The stress that adrenal hypofunction places on the rest of the body makes adrenal fatigue self-purpetuating. The metabolic disruptions and immune system irregularities that come with a lack of cortisol result in more stress signals arriving at the adrenal glands, and once this game of catch-up has started it is difficult to break the cycle. While a full removal of all external stressors can be enough for some people, most individuals will need extra support in the short term to help normalise their adrenal function and restore balance to the body. Adaptogenic herbs have been touted as one method of achieving this.
Adaptogenic herbs are those that demonstrate an ability to normalise the secretion of various hormones, reducing them when they are in excess but boosting production when serum levels fall short. These adaptogens may be particularly useful for those with adrenal imbalance, where deviations of adrenaline and cortisol often combine to leave an individual feeling drained yet anxious, stimulated yet totally shattered. The theory makes sense; the only problem is use of such adaptogens often fails to deliver the goods in practice.
Adaptogens may be very useful in the early stages of adrenal fatigue (alarm phase, resistance phase), when cortisol levels are high and the adrenal glands have not yet faltered. However, when fatigue is present – confirmed by the adrenal stress index – then these affects cannot be relied upon. External solutions, even those with a wealth of science supporting their use, often results in paradoxical reactions. For example, taking herbs to reduce excessive release of adrenaline may cause a counter-response from the body and bring on the onset of more pronounced adrenaline-related symptoms such as increased anxiety, raised heart rate and sweaty palms. It appears that, once the production of cortisol falls, the body takes action to compensate; anything that interferes with these changes is not tolerated.
Some of the popular adaptogenic herbs include:
Siberian Ginseng – a herb with a long history of use across Russia and China. Known to provide adaptogenic effects on the adrenal glands, a wealth of studies also support it’s use in enhancing immunity, sustaining athletic endurance and improving social functioning. The effects appear to be mediated by the active component, the eleutherosides.

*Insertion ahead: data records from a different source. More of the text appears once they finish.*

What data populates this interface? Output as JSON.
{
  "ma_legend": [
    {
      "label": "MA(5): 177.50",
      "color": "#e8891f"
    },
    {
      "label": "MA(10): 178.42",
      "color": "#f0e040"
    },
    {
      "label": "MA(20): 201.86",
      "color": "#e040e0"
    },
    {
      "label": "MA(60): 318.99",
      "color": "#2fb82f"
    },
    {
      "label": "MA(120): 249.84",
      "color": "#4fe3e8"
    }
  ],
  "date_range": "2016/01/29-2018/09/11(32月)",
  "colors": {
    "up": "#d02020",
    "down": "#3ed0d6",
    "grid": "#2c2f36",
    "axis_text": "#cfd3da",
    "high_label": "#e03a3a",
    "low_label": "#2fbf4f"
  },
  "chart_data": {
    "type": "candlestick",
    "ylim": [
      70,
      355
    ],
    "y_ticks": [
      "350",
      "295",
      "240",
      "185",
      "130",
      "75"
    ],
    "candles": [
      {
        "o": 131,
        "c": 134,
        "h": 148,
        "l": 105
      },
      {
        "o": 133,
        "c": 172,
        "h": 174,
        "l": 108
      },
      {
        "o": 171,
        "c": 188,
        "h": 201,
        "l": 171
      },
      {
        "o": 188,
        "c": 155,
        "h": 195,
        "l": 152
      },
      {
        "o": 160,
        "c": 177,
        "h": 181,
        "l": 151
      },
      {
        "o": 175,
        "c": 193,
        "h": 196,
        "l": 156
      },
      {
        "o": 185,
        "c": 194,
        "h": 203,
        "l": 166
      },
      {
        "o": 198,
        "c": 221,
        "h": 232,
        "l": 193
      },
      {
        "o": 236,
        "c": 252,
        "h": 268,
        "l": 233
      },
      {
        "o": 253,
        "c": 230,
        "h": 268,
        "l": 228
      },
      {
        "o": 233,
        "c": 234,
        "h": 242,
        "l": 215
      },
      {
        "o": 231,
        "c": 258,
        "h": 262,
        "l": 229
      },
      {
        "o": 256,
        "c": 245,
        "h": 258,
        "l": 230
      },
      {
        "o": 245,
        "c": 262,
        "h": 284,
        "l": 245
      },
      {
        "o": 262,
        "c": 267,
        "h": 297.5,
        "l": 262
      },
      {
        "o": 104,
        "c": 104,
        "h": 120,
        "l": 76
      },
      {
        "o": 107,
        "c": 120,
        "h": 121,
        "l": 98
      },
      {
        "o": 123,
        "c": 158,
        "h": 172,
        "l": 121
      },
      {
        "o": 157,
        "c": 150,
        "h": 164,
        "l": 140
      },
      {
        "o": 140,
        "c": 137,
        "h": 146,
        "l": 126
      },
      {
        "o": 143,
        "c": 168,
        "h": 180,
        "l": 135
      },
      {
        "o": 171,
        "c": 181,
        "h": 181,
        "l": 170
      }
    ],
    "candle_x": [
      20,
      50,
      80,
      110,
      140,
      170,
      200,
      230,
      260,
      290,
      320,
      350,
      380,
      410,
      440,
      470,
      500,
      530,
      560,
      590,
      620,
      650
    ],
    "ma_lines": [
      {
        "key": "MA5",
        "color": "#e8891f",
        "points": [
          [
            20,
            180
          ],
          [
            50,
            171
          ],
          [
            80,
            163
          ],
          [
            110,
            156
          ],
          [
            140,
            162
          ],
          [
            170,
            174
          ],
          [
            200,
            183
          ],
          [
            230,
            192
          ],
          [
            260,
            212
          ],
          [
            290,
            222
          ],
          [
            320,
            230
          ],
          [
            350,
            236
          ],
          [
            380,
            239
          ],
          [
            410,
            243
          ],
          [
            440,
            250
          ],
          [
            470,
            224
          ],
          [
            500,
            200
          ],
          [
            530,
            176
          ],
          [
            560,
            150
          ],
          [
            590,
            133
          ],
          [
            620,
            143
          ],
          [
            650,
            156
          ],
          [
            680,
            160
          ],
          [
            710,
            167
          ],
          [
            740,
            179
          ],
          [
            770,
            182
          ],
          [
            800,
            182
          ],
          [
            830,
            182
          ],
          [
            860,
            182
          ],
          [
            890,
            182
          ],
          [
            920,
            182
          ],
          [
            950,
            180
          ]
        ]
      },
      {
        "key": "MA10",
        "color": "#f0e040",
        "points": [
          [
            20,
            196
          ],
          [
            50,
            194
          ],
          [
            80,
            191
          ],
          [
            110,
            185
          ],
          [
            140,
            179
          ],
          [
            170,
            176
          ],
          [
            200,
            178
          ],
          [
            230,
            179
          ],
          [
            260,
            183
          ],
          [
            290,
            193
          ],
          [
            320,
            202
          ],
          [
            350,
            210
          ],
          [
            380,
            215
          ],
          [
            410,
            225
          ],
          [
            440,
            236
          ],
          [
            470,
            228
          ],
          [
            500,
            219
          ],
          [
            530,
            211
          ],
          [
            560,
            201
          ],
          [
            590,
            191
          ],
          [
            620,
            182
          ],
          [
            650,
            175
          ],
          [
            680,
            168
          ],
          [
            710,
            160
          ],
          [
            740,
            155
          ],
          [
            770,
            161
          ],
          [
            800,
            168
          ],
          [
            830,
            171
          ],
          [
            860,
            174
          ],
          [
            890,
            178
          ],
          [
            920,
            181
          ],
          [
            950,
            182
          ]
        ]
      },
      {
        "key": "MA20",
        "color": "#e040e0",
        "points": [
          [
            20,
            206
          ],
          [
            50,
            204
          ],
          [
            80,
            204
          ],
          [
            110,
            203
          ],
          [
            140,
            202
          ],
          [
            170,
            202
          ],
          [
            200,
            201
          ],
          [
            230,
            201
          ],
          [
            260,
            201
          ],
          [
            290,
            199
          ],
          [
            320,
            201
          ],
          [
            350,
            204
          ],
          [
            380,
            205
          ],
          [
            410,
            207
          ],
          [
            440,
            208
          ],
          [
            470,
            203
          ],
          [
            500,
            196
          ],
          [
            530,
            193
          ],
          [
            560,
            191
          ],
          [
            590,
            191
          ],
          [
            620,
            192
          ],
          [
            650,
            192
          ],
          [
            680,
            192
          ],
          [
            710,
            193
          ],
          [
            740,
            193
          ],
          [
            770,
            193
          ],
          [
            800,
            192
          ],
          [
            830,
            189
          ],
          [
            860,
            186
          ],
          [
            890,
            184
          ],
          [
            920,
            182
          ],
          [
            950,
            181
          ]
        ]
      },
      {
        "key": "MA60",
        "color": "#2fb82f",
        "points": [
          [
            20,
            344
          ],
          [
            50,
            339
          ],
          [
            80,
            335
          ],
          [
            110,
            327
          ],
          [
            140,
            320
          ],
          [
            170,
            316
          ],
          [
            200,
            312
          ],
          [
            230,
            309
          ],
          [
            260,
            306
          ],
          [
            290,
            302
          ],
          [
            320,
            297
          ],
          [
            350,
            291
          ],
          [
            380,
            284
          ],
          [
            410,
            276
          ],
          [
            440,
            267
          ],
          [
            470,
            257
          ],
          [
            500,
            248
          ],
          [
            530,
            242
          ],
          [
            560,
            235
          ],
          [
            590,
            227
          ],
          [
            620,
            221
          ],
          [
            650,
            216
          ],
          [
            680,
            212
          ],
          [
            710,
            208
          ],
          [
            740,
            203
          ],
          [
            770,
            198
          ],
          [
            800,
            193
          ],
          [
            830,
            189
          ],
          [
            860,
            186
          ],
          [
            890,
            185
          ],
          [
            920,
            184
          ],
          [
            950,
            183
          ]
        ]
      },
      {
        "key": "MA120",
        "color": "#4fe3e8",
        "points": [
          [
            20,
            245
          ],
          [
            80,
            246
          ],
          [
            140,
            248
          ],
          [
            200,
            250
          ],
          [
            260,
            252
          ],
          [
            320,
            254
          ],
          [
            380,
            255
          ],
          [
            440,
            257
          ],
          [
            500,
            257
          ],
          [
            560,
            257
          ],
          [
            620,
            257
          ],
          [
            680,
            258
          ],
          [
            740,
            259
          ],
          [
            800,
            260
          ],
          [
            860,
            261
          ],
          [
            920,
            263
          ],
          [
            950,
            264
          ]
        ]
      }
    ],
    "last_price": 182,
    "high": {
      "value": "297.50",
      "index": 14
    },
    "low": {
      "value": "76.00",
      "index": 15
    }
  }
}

Ashwaganda – sometimes referred to as Indian ginseng, the herb provides a range of effects that are largely comparable to Siberian ginseng, although the plants are not in any way related. Ashwaganda contains withanolides, phytosterols and alkaloids which Ayurvedic practioners have used for centuries to help patients resist stress and related symptoms. The herb is noted for it’s ability to balance out adrenal and thyroid problems and has been used to address hypofunction at both of these energy-producing glands.
Rhodiola Rosea – typically identified as an ideal herb to enhance both physical and mental resistance to stress. As well as providing adaptogenic effects at the adrenal glands, rhodiola can block the depletion of norardrenaline and dopamine that typically occurs in stressful situations. Healthier levels of these two catecholamines are related to better mental performance, energy and mood.
Considering the complexity of these herbs interactions with the body gives us some scope to both appreciate their potential as a short-term intervention for a number of stress-related problems and understand why people may react so differently to their consumption. In my clinic, I rarely use adaptogens for stage three adrenal fatigue because they generally do nothing, or make the individual feel worse. A slower approach that involves offering gentle support to the body, rather than imposing external solutions, is often the only option available. However, a minority do respond well to these herbs. Some that suffered from the use of ginseng felt better taking rhodiola, and vice versa. Those in adrenal exhaustion that react well to adaptogens are firmly the minority, though.
Ruling out the use of these adaptogens in cases of adrenal exhaustion is ruling out a potentially useful treatment that may make a difference. Whilst we as a scientific community are unable to accurately predict a patient’s response to these herbs, the most sensible step appears to be to recognise the role that these agents may play but accepting that a significant proportion of individuals in adrenal exhaustion do not tolerate them. The watchword is caution, rather than exclusion.